* **TASK DESCRIPTION**:
Copy the result of filtering the entries below for lines that include the string "Route".
----
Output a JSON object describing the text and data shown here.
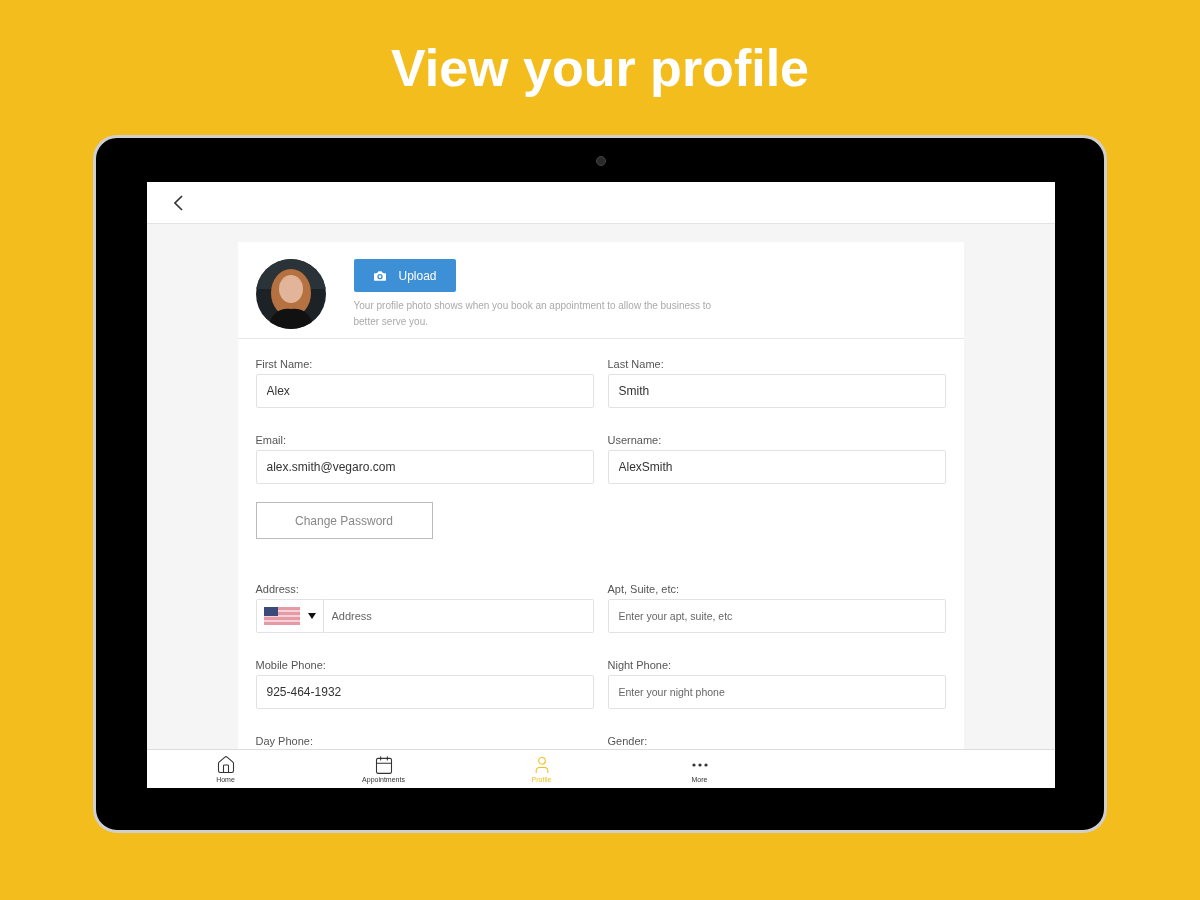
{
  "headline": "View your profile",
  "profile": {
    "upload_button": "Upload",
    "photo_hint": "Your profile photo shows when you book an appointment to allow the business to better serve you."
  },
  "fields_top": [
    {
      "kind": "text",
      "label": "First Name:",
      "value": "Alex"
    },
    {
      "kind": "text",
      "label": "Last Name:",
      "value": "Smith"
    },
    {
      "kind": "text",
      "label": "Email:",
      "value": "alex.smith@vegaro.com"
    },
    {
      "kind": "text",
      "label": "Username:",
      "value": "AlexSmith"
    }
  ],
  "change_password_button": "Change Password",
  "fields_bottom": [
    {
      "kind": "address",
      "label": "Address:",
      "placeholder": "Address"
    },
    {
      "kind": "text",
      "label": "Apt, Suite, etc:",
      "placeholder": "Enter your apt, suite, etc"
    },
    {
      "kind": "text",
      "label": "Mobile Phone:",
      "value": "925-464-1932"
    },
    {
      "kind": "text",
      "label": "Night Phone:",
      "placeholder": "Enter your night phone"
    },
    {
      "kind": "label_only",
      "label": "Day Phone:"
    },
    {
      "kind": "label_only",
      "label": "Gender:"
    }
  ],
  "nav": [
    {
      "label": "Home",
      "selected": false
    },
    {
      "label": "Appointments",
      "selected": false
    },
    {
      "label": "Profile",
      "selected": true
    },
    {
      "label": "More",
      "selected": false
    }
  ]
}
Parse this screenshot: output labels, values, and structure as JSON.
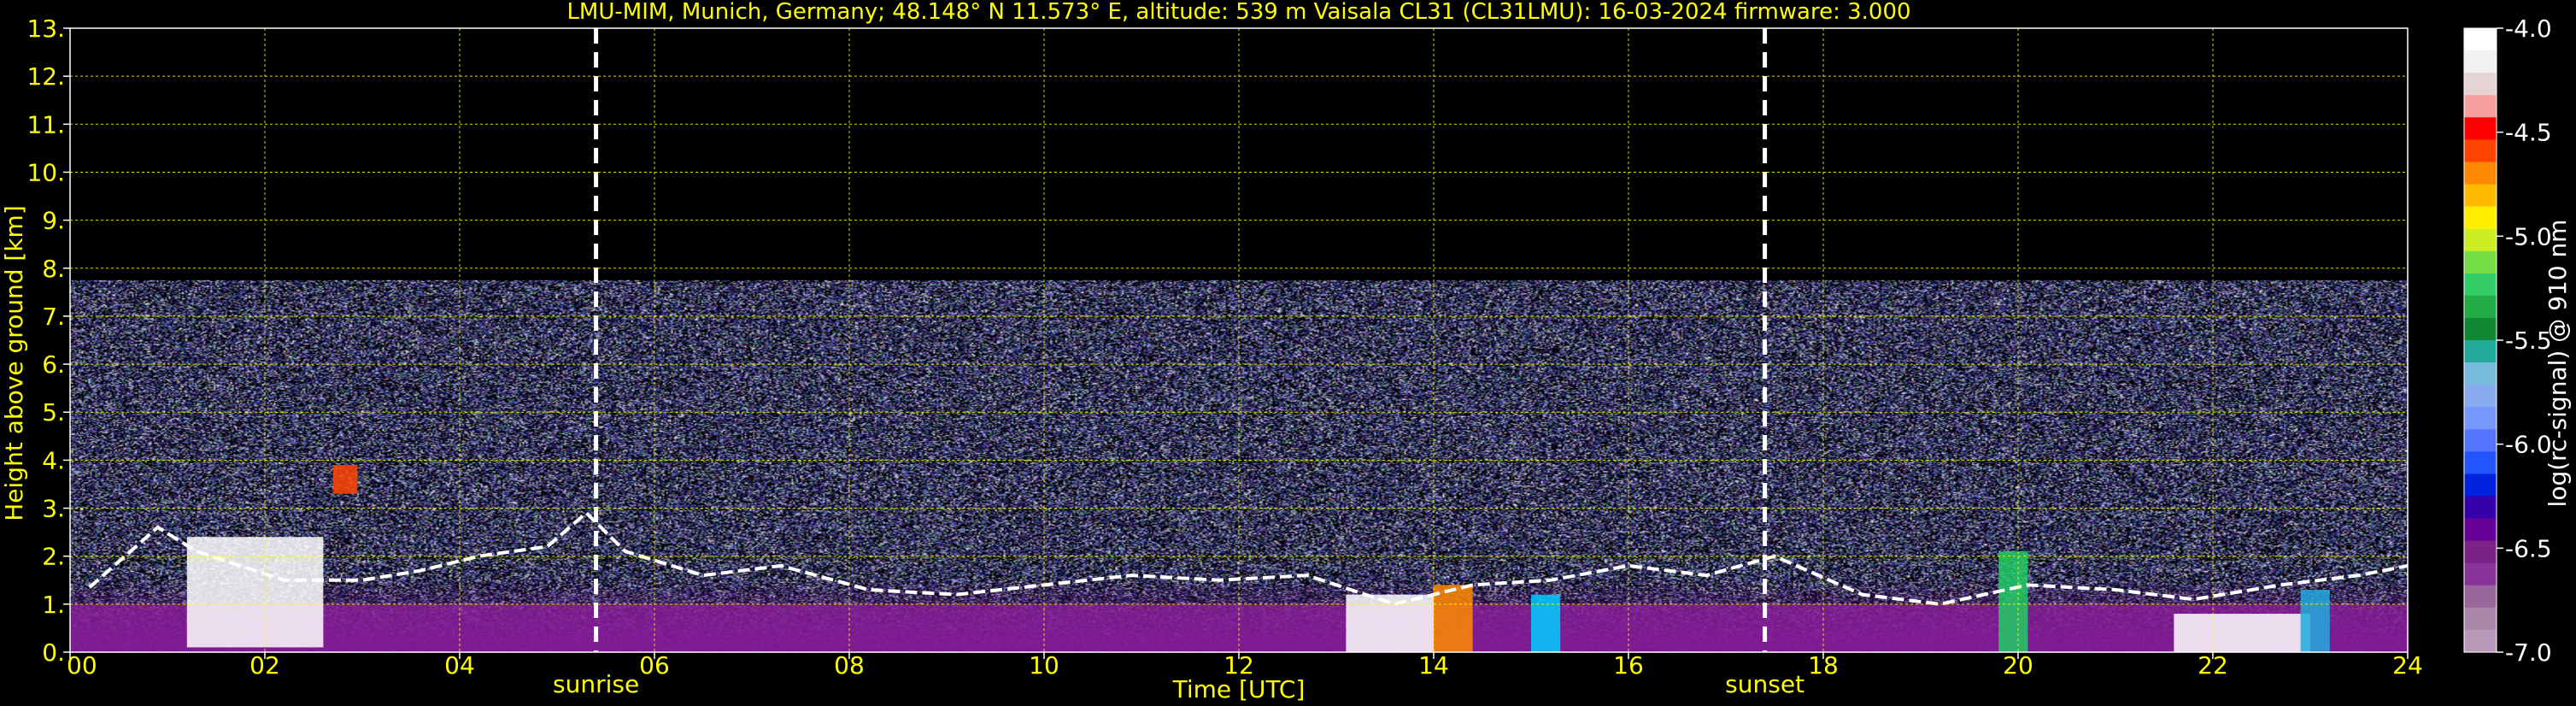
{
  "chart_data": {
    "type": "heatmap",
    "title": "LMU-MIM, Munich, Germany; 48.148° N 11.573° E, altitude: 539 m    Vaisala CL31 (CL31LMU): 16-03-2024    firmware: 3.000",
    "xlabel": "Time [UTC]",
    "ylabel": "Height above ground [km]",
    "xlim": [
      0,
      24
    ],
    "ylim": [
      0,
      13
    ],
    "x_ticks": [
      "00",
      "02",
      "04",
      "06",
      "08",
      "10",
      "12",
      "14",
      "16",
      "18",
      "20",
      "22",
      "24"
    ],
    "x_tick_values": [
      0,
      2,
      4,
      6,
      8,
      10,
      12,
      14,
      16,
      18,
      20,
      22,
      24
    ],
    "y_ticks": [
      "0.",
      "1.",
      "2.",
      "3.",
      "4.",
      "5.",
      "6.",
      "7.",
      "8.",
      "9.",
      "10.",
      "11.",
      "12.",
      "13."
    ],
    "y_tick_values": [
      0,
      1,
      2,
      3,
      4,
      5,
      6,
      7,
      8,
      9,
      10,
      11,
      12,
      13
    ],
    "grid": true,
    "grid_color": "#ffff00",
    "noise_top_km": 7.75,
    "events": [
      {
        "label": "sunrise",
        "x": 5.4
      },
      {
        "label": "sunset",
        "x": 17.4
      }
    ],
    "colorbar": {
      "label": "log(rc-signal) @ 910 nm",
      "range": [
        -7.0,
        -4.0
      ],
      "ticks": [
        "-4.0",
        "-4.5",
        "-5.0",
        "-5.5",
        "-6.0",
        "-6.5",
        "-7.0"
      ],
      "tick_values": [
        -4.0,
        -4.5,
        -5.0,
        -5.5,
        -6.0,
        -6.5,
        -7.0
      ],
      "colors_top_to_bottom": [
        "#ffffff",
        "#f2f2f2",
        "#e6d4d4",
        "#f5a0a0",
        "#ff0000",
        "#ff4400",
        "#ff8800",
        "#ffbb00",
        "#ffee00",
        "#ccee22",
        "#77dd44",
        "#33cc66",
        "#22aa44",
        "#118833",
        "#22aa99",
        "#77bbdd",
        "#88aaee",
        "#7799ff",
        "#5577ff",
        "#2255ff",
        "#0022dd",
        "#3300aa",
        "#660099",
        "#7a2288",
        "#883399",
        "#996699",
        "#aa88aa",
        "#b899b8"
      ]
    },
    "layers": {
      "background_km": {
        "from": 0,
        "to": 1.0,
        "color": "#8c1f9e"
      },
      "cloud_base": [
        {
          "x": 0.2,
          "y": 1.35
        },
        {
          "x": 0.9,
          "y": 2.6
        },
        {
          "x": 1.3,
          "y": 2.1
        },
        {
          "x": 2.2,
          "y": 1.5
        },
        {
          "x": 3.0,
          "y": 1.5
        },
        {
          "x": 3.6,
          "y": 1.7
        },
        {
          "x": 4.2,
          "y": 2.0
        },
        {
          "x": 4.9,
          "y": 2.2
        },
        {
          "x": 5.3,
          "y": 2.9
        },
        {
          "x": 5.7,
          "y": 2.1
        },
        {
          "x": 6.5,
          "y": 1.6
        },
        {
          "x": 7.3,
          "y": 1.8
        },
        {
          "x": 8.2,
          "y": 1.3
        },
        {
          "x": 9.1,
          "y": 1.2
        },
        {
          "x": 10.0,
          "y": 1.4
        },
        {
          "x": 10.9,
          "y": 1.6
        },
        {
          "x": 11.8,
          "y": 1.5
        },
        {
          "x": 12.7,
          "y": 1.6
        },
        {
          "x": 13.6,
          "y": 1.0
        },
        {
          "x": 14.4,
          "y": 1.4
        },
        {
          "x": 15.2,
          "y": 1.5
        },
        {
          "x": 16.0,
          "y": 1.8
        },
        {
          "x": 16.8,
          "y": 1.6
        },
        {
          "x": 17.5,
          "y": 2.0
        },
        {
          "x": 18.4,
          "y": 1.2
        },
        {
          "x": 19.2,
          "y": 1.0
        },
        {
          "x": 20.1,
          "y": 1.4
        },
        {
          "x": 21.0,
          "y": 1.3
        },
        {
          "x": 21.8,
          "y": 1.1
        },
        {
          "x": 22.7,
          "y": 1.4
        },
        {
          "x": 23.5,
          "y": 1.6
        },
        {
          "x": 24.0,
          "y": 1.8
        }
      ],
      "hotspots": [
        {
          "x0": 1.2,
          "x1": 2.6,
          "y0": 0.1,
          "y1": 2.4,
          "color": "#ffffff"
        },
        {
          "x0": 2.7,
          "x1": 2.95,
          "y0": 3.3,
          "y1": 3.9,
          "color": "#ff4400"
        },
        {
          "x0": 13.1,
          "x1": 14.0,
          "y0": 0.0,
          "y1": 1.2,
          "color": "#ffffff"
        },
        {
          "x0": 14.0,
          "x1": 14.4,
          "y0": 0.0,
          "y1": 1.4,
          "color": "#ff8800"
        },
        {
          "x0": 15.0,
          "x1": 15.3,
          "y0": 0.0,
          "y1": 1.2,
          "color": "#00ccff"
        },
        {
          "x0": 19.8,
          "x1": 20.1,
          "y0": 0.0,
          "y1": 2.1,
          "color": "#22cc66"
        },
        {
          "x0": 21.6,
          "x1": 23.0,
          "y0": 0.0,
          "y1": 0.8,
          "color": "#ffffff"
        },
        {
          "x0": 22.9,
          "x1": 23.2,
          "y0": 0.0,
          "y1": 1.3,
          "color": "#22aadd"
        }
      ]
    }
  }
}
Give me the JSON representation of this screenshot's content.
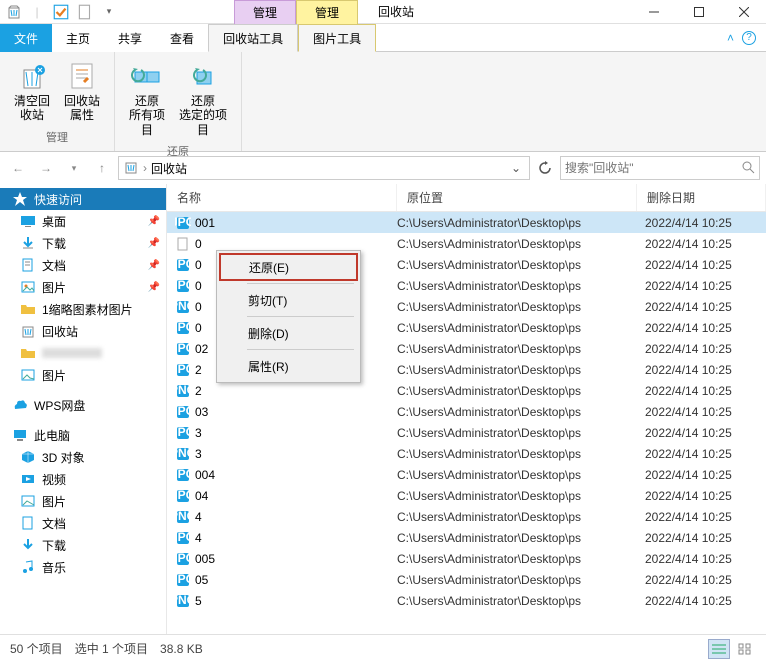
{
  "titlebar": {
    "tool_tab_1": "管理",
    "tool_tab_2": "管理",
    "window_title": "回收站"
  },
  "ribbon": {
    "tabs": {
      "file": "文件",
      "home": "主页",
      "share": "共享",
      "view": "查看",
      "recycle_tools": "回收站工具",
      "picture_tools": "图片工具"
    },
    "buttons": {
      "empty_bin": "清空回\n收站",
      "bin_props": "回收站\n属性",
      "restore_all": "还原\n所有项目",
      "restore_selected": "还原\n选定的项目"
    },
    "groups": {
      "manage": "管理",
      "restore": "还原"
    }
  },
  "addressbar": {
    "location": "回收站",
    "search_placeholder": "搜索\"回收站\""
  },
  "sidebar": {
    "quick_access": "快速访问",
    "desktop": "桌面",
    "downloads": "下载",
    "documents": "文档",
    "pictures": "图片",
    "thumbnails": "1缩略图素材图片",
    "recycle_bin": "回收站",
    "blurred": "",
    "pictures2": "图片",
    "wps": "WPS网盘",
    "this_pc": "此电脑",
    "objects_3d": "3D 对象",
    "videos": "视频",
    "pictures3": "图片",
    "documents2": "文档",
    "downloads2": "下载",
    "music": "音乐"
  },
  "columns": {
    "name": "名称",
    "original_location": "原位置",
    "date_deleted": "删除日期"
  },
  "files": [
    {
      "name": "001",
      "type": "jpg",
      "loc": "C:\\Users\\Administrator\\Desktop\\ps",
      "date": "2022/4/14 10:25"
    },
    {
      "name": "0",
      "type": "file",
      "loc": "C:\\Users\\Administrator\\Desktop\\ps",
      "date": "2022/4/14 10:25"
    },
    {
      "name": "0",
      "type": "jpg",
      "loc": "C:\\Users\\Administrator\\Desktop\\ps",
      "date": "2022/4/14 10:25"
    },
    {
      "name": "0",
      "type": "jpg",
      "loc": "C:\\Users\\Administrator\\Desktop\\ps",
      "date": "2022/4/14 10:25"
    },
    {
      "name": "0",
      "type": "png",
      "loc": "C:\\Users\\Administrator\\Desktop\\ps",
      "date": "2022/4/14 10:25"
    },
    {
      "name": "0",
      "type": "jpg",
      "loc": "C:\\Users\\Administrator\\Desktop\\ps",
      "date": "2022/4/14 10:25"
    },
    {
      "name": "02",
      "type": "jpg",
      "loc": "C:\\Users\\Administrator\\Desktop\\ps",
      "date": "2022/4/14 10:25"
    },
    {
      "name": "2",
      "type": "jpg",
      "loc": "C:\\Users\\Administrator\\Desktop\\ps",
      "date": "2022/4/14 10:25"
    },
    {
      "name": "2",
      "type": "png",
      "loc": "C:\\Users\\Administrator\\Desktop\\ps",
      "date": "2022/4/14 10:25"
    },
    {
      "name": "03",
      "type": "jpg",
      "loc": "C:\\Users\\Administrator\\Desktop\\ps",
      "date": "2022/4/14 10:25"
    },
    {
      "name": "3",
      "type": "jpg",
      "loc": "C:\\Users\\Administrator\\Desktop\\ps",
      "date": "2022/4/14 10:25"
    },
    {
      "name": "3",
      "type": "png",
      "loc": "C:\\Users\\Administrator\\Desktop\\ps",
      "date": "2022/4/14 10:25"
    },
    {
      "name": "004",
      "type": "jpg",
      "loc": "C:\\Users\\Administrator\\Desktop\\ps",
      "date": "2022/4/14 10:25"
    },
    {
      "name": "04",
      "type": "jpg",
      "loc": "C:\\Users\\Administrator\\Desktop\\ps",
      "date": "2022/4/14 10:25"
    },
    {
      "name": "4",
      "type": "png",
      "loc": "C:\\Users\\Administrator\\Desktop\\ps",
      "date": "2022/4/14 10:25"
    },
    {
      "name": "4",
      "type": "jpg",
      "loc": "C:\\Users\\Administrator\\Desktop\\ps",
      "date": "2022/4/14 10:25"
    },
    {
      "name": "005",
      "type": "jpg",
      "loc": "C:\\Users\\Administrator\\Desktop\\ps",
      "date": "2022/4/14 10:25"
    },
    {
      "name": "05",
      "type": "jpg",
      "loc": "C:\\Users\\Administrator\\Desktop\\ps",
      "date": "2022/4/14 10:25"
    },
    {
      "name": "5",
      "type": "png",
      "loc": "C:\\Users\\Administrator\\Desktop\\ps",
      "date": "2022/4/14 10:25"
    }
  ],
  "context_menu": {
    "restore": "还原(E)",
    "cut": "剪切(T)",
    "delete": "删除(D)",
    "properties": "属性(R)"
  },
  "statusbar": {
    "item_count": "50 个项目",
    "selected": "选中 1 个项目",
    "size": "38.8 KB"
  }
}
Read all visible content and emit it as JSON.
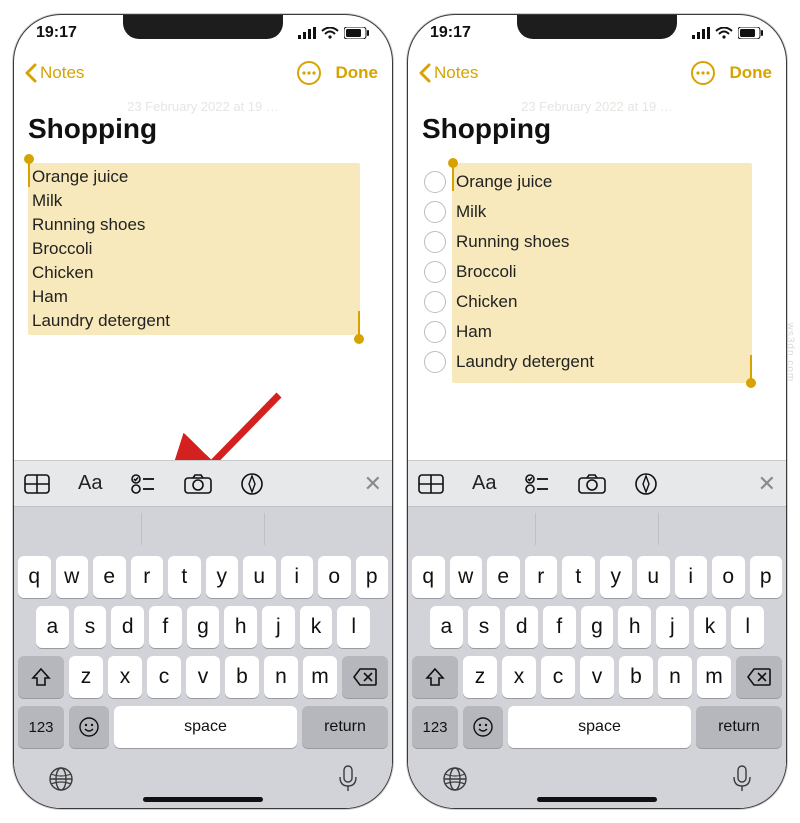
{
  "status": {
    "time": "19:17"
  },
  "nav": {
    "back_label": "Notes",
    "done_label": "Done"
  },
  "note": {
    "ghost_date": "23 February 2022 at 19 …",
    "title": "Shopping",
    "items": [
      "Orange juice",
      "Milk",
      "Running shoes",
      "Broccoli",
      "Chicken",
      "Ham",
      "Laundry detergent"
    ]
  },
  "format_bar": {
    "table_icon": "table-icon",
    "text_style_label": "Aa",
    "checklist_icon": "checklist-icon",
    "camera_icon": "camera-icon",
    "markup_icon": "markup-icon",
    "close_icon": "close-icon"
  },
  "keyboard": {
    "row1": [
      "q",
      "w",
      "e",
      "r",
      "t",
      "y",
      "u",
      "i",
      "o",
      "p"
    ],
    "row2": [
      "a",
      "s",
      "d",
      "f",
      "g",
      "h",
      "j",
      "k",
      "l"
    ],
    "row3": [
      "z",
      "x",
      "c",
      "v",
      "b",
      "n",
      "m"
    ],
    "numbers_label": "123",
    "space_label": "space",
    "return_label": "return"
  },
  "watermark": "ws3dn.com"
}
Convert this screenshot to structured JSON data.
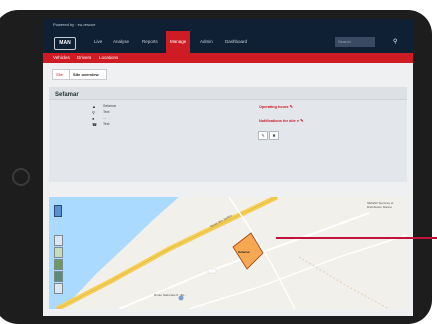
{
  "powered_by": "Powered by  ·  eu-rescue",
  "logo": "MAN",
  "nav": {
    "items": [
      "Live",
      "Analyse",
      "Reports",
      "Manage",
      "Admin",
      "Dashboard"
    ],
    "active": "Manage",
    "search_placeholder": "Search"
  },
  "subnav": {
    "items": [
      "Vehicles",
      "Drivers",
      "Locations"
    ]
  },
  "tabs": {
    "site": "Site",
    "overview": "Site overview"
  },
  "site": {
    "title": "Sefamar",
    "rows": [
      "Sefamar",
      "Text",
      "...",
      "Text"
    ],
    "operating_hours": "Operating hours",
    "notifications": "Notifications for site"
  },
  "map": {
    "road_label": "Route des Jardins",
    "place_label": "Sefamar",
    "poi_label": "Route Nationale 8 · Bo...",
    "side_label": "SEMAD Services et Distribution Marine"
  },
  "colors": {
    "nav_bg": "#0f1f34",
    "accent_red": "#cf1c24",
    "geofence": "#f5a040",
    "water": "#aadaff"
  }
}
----
* **RESULT OF THE TASK**:
    "road_label": "Route des Jardins",
    "poi_label": "Route Nationale 8 · Bo...",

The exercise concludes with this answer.